Excerpts from an interface dataset
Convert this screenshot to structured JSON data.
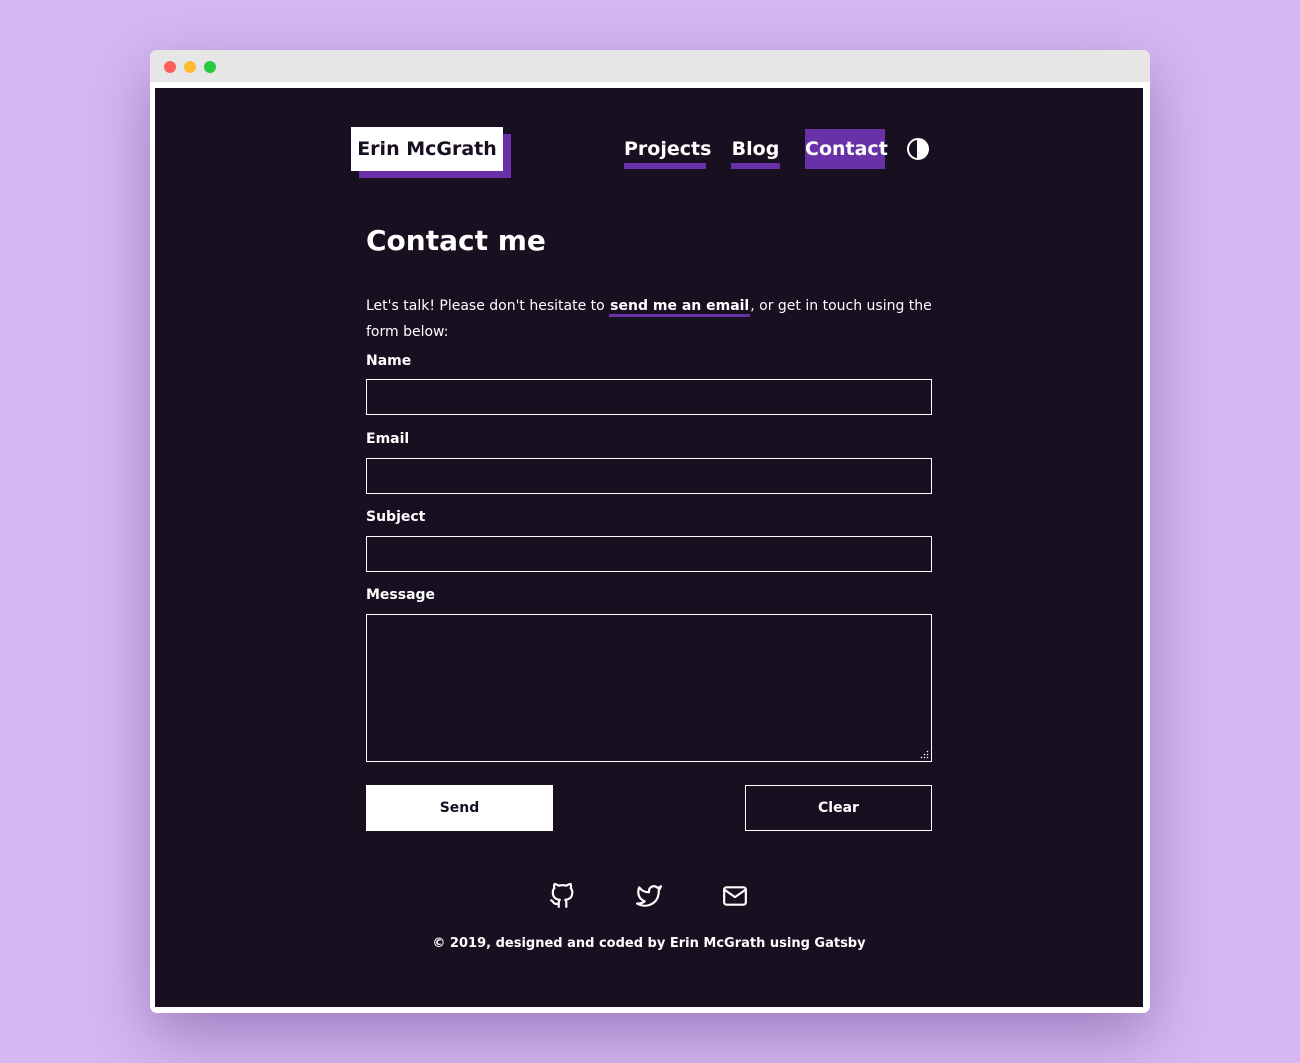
{
  "site": {
    "logo": "Erin McGrath"
  },
  "nav": {
    "projects": "Projects",
    "blog": "Blog",
    "contact": "Contact"
  },
  "icons": {
    "theme_toggle": "contrast-icon",
    "github": "github-icon",
    "twitter": "twitter-icon",
    "email": "mail-icon"
  },
  "page": {
    "title": "Contact me",
    "intro_before": "Let's talk! Please don't hesitate to ",
    "intro_link": "send me an email",
    "intro_after": ", or get in touch using the form below:"
  },
  "form": {
    "name_label": "Name",
    "email_label": "Email",
    "subject_label": "Subject",
    "message_label": "Message",
    "name_value": "",
    "email_value": "",
    "subject_value": "",
    "message_value": "",
    "send_label": "Send",
    "clear_label": "Clear"
  },
  "footer": {
    "text": "© 2019, designed and coded by Erin McGrath using Gatsby"
  },
  "colors": {
    "background": "#d5b8f1",
    "page": "#180f20",
    "accent": "#6931a7",
    "text": "#ffffff"
  }
}
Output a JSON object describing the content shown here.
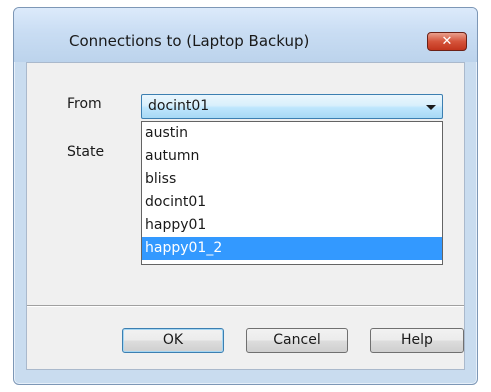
{
  "dialog": {
    "title": "Connections to (Laptop Backup)",
    "close_glyph": "✕"
  },
  "form": {
    "from_label": "From",
    "state_label": "State",
    "from_selected": "docint01"
  },
  "dropdown": {
    "options": [
      "austin",
      "autumn",
      "bliss",
      "docint01",
      "happy01",
      "happy01_2"
    ],
    "highlighted": "happy01_2"
  },
  "buttons": {
    "ok": "OK",
    "cancel": "Cancel",
    "help": "Help"
  },
  "colors": {
    "highlight": "#3399ff",
    "close_button": "#c2351d"
  }
}
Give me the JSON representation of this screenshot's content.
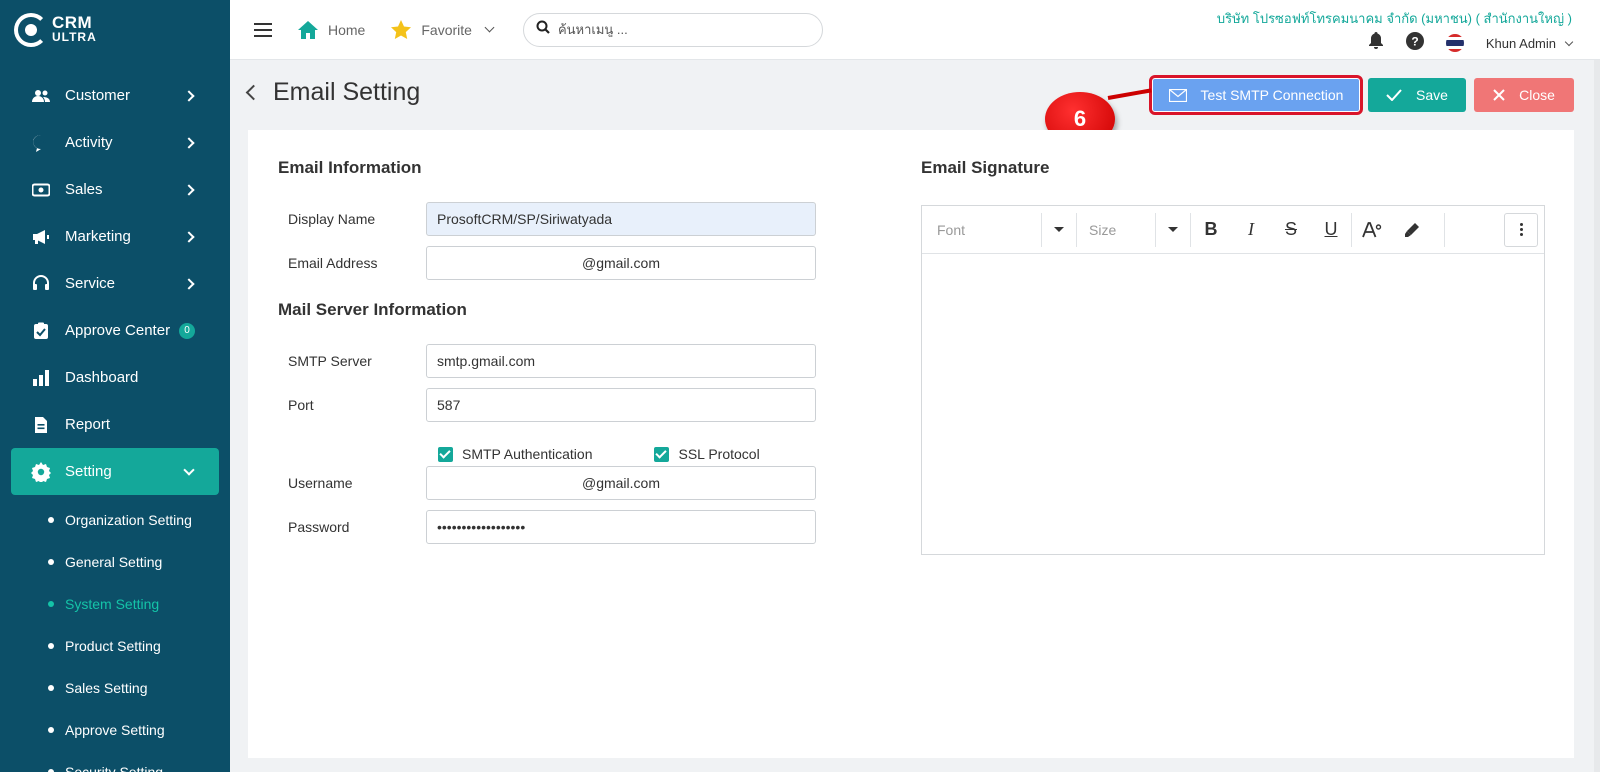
{
  "brand": {
    "line1": "CRM",
    "line2": "ULTRA"
  },
  "sidebar": {
    "items": [
      {
        "label": "Customer",
        "icon": "users-icon"
      },
      {
        "label": "Activity",
        "icon": "chat-icon"
      },
      {
        "label": "Sales",
        "icon": "cash-icon"
      },
      {
        "label": "Marketing",
        "icon": "megaphone-icon"
      },
      {
        "label": "Service",
        "icon": "headset-icon"
      },
      {
        "label": "Approve Center",
        "icon": "clipboard-check-icon",
        "badge": "0"
      },
      {
        "label": "Dashboard",
        "icon": "bar-chart-icon"
      },
      {
        "label": "Report",
        "icon": "document-icon"
      },
      {
        "label": "Setting",
        "icon": "gear-icon"
      }
    ],
    "subitems": [
      {
        "label": "Organization Setting"
      },
      {
        "label": "General Setting"
      },
      {
        "label": "System Setting"
      },
      {
        "label": "Product Setting"
      },
      {
        "label": "Sales Setting"
      },
      {
        "label": "Approve Setting"
      },
      {
        "label": "Security Setting"
      }
    ]
  },
  "topbar": {
    "home_label": "Home",
    "favorite_label": "Favorite",
    "search_placeholder": "ค้นหาเมนู ...",
    "company": "บริษัท โปรซอฟท์โทรคมนาคม จำกัด (มหาชน) ( สำนักงานใหญ่ )",
    "user": "Khun Admin"
  },
  "page": {
    "title": "Email Setting",
    "buttons": {
      "test_smtp": "Test SMTP Connection",
      "save": "Save",
      "close": "Close"
    },
    "callout": "6"
  },
  "form": {
    "email_info_title": "Email Information",
    "display_name_label": "Display Name",
    "display_name_value": "ProsoftCRM/SP/Siriwatyada",
    "email_address_label": "Email Address",
    "email_address_value": "@gmail.com",
    "mail_server_title": "Mail Server Information",
    "smtp_server_label": "SMTP Server",
    "smtp_server_value": "smtp.gmail.com",
    "port_label": "Port",
    "port_value": "587",
    "smtp_auth_label": "SMTP Authentication",
    "ssl_label": "SSL Protocol",
    "username_label": "Username",
    "username_value": "@gmail.com",
    "password_label": "Password",
    "password_value": "••••••••••••••••••"
  },
  "signature": {
    "title": "Email Signature",
    "font_placeholder": "Font",
    "size_placeholder": "Size"
  },
  "colors": {
    "sidebar": "#0c4f68",
    "accent": "#14a89a",
    "test_button": "#6aa2f0",
    "close_button": "#f07676",
    "highlight": "#d9152a"
  }
}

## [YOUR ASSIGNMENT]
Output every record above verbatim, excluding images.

## [WRITTEN SOLUTION]
Convert this screenshot to structured JSON data.
{
  "site": {
    "logo": "Erin McGrath"
  },
  "nav": {
    "projects": "Projects",
    "blog": "Blog",
    "contact": "Contact"
  },
  "icons": {
    "theme_toggle": "contrast-icon",
    "github": "github-icon",
    "twitter": "twitter-icon",
    "email": "mail-icon"
  },
  "page": {
    "title": "Contact me",
    "intro_before": "Let's talk! Please don't hesitate to ",
    "intro_link": "send me an email",
    "intro_after": ", or get in touch using the form below:"
  },
  "form": {
    "name_label": "Name",
    "email_label": "Email",
    "subject_label": "Subject",
    "message_label": "Message",
    "name_value": "",
    "email_value": "",
    "subject_value": "",
    "message_value": "",
    "send_label": "Send",
    "clear_label": "Clear"
  },
  "footer": {
    "text": "© 2019, designed and coded by Erin McGrath using Gatsby"
  },
  "colors": {
    "background": "#d5b8f1",
    "page": "#180f20",
    "accent": "#6931a7",
    "text": "#ffffff"
  }
}
Output a JSON object describing the content shown here.
{
  "dialog": {
    "title": "Connections to (Laptop Backup)",
    "close_glyph": "✕"
  },
  "form": {
    "from_label": "From",
    "state_label": "State",
    "from_selected": "docint01"
  },
  "dropdown": {
    "options": [
      "austin",
      "autumn",
      "bliss",
      "docint01",
      "happy01",
      "happy01_2"
    ],
    "highlighted": "happy01_2"
  },
  "buttons": {
    "ok": "OK",
    "cancel": "Cancel",
    "help": "Help"
  },
  "colors": {
    "highlight": "#3399ff",
    "close_button": "#c2351d"
  }
}
Give me the JSON representation of this screenshot's content.
{
  "brand": {
    "line1": "CRM",
    "line2": "ULTRA"
  },
  "sidebar": {
    "items": [
      {
        "label": "Customer",
        "icon": "users-icon"
      },
      {
        "label": "Activity",
        "icon": "chat-icon"
      },
      {
        "label": "Sales",
        "icon": "cash-icon"
      },
      {
        "label": "Marketing",
        "icon": "megaphone-icon"
      },
      {
        "label": "Service",
        "icon": "headset-icon"
      },
      {
        "label": "Approve Center",
        "icon": "clipboard-check-icon",
        "badge": "0"
      },
      {
        "label": "Dashboard",
        "icon": "bar-chart-icon"
      },
      {
        "label": "Report",
        "icon": "document-icon"
      },
      {
        "label": "Setting",
        "icon": "gear-icon"
      }
    ],
    "subitems": [
      {
        "label": "Organization Setting"
      },
      {
        "label": "General Setting"
      },
      {
        "label": "System Setting"
      },
      {
        "label": "Product Setting"
      },
      {
        "label": "Sales Setting"
      },
      {
        "label": "Approve Setting"
      },
      {
        "label": "Security Setting"
      }
    ]
  },
  "topbar": {
    "home_label": "Home",
    "favorite_label": "Favorite",
    "search_placeholder": "ค้นหาเมนู ...",
    "company": "บริษัท โปรซอฟท์โทรคมนาคม จำกัด (มหาชน) ( สำนักงานใหญ่ )",
    "user": "Khun Admin"
  },
  "page": {
    "title": "Email Setting",
    "buttons": {
      "test_smtp": "Test SMTP Connection",
      "save": "Save",
      "close": "Close"
    },
    "callout": "6"
  },
  "form": {
    "email_info_title": "Email Information",
    "display_name_label": "Display Name",
    "display_name_value": "ProsoftCRM/SP/Siriwatyada",
    "email_address_label": "Email Address",
    "email_address_value": "@gmail.com",
    "mail_server_title": "Mail Server Information",
    "smtp_server_label": "SMTP Server",
    "smtp_server_value": "smtp.gmail.com",
    "port_label": "Port",
    "port_value": "587",
    "smtp_auth_label": "SMTP Authentication",
    "ssl_label": "SSL Protocol",
    "username_label": "Username",
    "username_value": "@gmail.com",
    "password_label": "Password",
    "password_value": "••••••••••••••••••"
  },
  "signature": {
    "title": "Email Signature",
    "font_placeholder": "Font",
    "size_placeholder": "Size"
  },
  "colors": {
    "sidebar": "#0c4f68",
    "accent": "#14a89a",
    "test_button": "#6aa2f0",
    "close_button": "#f07676",
    "highlight": "#d9152a"
  }
}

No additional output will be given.